Through tools such as Visual Studio (which even Facebook uses for app development) GitHub, an open-source app development tool, which Microsoft acquired in 2018, Microsoft wants to enable and empower professionals of different hues marry their domain expertise with the ability to write code. Nadella stated that India had the second largest pool of developers after the U.S. and that he was excited about the prospects of GitHub which recently launched a hub in India.

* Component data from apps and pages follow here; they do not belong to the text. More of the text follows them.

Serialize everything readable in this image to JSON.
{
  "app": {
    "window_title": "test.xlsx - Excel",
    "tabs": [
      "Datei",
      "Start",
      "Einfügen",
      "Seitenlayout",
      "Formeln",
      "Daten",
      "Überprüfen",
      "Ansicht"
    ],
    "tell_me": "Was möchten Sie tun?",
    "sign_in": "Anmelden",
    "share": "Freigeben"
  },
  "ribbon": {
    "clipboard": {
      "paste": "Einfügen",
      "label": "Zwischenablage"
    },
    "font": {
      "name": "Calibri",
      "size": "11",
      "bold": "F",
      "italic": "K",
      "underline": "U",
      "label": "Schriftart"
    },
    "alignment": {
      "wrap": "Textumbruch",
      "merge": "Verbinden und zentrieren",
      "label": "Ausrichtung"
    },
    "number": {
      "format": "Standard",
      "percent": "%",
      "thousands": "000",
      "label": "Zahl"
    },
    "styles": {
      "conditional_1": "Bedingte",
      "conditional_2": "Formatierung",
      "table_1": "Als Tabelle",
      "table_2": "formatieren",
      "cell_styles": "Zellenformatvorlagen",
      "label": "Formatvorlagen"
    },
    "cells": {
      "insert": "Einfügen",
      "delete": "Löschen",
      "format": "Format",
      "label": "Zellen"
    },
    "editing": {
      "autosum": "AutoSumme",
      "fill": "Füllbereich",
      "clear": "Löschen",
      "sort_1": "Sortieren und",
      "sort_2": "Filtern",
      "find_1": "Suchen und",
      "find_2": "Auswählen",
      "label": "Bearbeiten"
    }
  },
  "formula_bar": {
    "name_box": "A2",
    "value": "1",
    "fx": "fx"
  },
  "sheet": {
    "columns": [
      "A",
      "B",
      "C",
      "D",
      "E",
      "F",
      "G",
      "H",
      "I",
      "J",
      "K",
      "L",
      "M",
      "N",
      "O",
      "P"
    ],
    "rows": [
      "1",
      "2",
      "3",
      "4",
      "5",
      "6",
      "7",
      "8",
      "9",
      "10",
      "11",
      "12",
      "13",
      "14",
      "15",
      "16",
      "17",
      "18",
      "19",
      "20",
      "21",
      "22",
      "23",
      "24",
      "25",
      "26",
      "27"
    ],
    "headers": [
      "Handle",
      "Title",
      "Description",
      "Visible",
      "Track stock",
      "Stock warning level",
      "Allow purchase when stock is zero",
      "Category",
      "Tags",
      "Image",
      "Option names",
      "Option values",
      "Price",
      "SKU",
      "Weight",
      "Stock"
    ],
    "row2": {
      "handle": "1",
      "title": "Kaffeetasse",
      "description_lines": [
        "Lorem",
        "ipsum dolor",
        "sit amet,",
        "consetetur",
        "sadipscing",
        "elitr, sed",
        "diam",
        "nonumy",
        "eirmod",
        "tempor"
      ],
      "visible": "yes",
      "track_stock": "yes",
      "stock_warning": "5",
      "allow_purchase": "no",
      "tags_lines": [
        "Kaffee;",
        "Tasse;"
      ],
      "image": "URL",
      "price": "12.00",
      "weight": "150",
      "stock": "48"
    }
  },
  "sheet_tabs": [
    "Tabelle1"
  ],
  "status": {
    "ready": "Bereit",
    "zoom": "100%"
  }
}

While Nadella spoke of various branches of digital technology—like Internet of things, data analytics, cloud computing, and others—he peppered his talk with examples of how Microsoft has been working with Indian companies to make their businesses more efficient. Nadella let on that cab aggregator Ola may soon use the technology from one of Microsoft’s pilot projects in India, which uses sensors and the rear and front cameras of a phone to assess how safely a car is being driven. Ola, Nadella said, might use this technology to screen drivers and lease out cars to those considered safe.
After ending his keynote, Nadella was joined on stage by Mukesh Ambani, Asia’s richest billionaire and chairman, Reliance Industries Ltd (RIL). RIL’s wireless broadband and digital services arm, Reliance Jio Infocomm (Jio) and Microsoft entered into a partnership last year to jointly build data centres in India and make cutting-edge cloud services available to enterprises, especially Indian SMBs, at reasonable prices.

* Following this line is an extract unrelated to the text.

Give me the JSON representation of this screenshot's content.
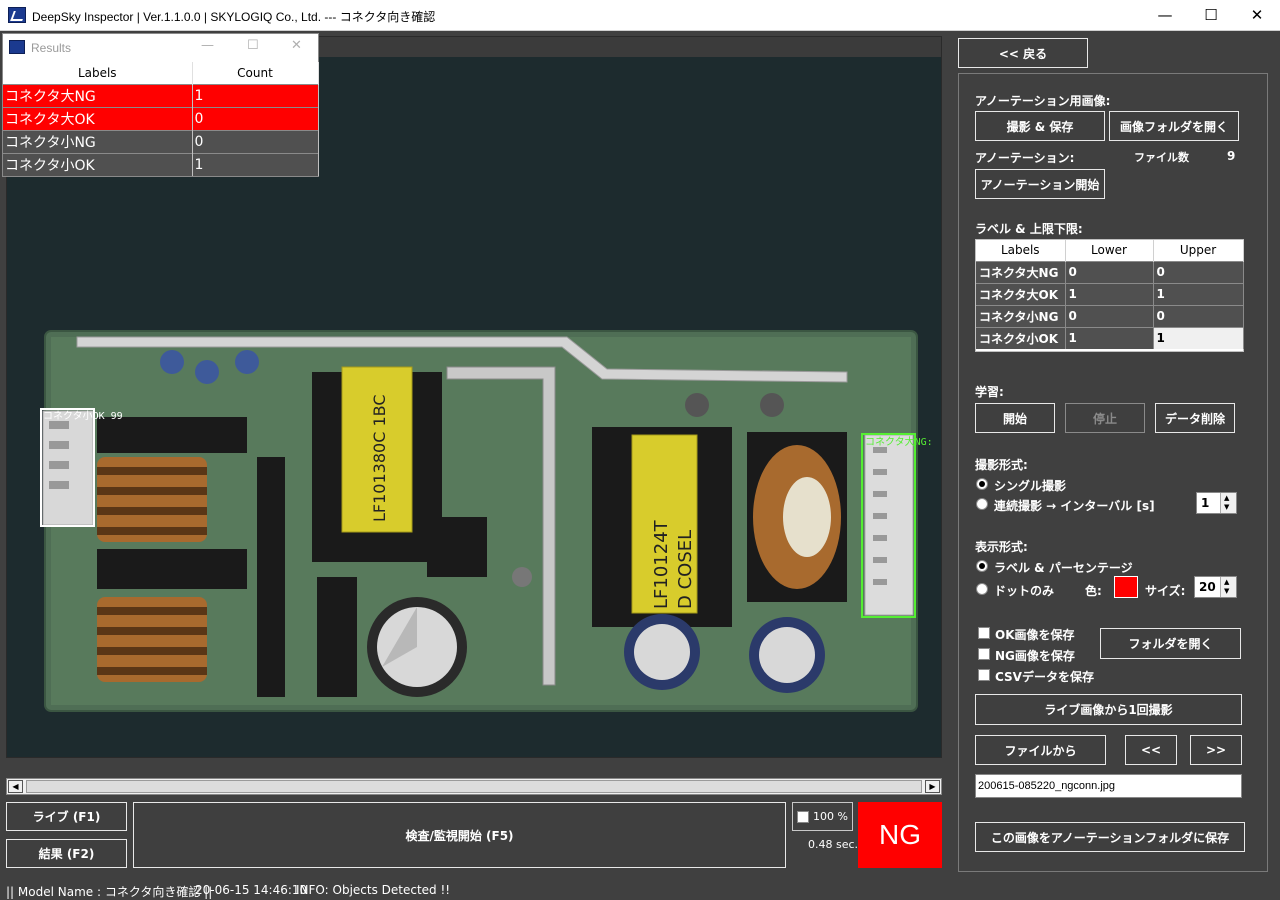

Ambani began a fireside chat with Nadella by congratulating the latter on his achievements at Microsoft and said that his inspiring leadership of the global multinational company was a matter of pride for Indians. “What I admire and what I have learnt from your leadership style is if you have empathy, if you rely on partnerships, if you build trust and relationships, if you think about every mistake as a learning opportunity, if you believe it is not products or profit but people and their continuous reinvention of capabilities (that) is the strength of an organisation,”Ambani said.
The RIL chairman, who was accompanied by his daughter Isha, who is a director on the board of Jio and Reliance Retail, said that he was glad to note that Microsoft had engaged with India on a scale larger than what many other global multinational had. “We are very excited about the partnership that Jio and Microsoft will have and that will be the defining partnership of this decade,” Ambani said.
Speaking about the power of technology and how it was transforming India, Ambani said that president Trump, during his current visit to India, would see a very different India than what his predecessors Barack Obama, Bill Clinton, and James Carter had seen. He also highlighted how the base of broadband wireless users in India had increased, as data prices rapidly dropped. Jio and Microsoft’s partnership, Ambani said, would help the Indian economy “pole-vault” by encouraging SMBs—who had the mindset but not the tool set—to adopt the latest digital technology. “I believe every Indian and every entrepreneur has the potential to be the next Dhirubhai Ambani (Ambani’s late father and RIL’s founder) or the next Bill Gates (Microsoft’s co-founder),” Ambani concluded.
Microsoft also launched an India-focussed initiative called 100X100X100 on Monday. The program seeks to provide a fillip to startups that offer software as a service (SaaS) to B2B (business-to-business) clients. As a part of this, Microsoft will bring together 100 companies that will commit $100,000 each for enterprise-ready solutions from 100 such startups.